Record set: Begin

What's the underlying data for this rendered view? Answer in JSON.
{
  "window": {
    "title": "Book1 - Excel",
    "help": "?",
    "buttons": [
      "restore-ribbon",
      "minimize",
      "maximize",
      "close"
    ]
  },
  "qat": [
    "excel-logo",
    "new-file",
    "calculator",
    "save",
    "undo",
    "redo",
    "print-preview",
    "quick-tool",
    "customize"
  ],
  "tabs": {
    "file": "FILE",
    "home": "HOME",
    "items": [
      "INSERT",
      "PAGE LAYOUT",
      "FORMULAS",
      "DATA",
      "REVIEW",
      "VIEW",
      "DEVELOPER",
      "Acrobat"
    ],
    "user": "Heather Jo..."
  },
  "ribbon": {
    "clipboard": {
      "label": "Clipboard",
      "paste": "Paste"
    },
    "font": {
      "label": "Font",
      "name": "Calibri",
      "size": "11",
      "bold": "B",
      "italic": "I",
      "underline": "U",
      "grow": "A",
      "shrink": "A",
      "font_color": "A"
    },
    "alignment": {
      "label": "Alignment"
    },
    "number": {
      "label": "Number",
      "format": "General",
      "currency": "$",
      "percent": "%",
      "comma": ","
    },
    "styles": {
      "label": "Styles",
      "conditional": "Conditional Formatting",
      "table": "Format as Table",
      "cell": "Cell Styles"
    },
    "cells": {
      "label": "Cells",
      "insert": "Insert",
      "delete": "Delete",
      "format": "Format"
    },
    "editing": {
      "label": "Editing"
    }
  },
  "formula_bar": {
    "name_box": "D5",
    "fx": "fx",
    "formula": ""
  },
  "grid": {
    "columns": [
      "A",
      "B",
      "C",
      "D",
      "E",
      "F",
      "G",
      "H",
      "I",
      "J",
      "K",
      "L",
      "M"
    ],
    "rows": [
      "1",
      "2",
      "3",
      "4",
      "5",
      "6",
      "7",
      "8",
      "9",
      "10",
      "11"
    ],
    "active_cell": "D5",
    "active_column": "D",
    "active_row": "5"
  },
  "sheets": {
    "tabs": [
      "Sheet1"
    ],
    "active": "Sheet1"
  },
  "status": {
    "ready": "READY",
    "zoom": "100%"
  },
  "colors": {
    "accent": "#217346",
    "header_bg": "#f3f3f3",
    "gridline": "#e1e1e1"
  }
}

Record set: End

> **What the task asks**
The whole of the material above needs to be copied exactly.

> **Answer to this problem**
What's the underlying data for this rendered view? Answer in JSON.
{
  "window": {
    "title": "Book1 - Excel",
    "help": "?",
    "buttons": [
      "restore-ribbon",
      "minimize",
      "maximize",
      "close"
    ]
  },
  "qat": [
    "excel-logo",
    "new-file",
    "calculator",
    "save",
    "undo",
    "redo",
    "print-preview",
    "quick-tool",
    "customize"
  ],
  "tabs": {
    "file": "FILE",
    "home": "HOME",
    "items": [
      "INSERT",
      "PAGE LAYOUT",
      "FORMULAS",
      "DATA",
      "REVIEW",
      "VIEW",
      "DEVELOPER",
      "Acrobat"
    ],
    "user": "Heather Jo..."
  },
  "ribbon": {
    "clipboard": {
      "label": "Clipboard",
      "paste": "Paste"
    },
    "font": {
      "label": "Font",
      "name": "Calibri",
      "size": "11",
      "bold": "B",
      "italic": "I",
      "underline": "U",
      "grow": "A",
      "shrink": "A",
      "font_color": "A"
    },
    "alignment": {
      "label": "Alignment"
    },
    "number": {
      "label": "Number",
      "format": "General",
      "currency": "$",
      "percent": "%",
      "comma": ","
    },
    "styles": {
      "label": "Styles",
      "conditional": "Conditional Formatting",
      "table": "Format as Table",
      "cell": "Cell Styles"
    },
    "cells": {
      "label": "Cells",
      "insert": "Insert",
      "delete": "Delete",
      "format": "Format"
    },
    "editing": {
      "label": "Editing"
    }
  },
  "formula_bar": {
    "name_box": "D5",
    "fx": "fx",
    "formula": ""
  },
  "grid": {
    "columns": [
      "A",
      "B",
      "C",
      "D",
      "E",
      "F",
      "G",
      "H",
      "I",
      "J",
      "K",
      "L",
      "M"
    ],
    "rows": [
      "1",
      "2",
      "3",
      "4",
      "5",
      "6",
      "7",
      "8",
      "9",
      "10",
      "11"
    ],
    "active_cell": "D5",
    "active_column": "D",
    "active_row": "5"
  },
  "sheets": {
    "tabs": [
      "Sheet1"
    ],
    "active": "Sheet1"
  },
  "status": {
    "ready": "READY",
    "zoom": "100%"
  },
  "colors": {
    "accent": "#217346",
    "header_bg": "#f3f3f3",
    "gridline": "#e1e1e1"
  }
}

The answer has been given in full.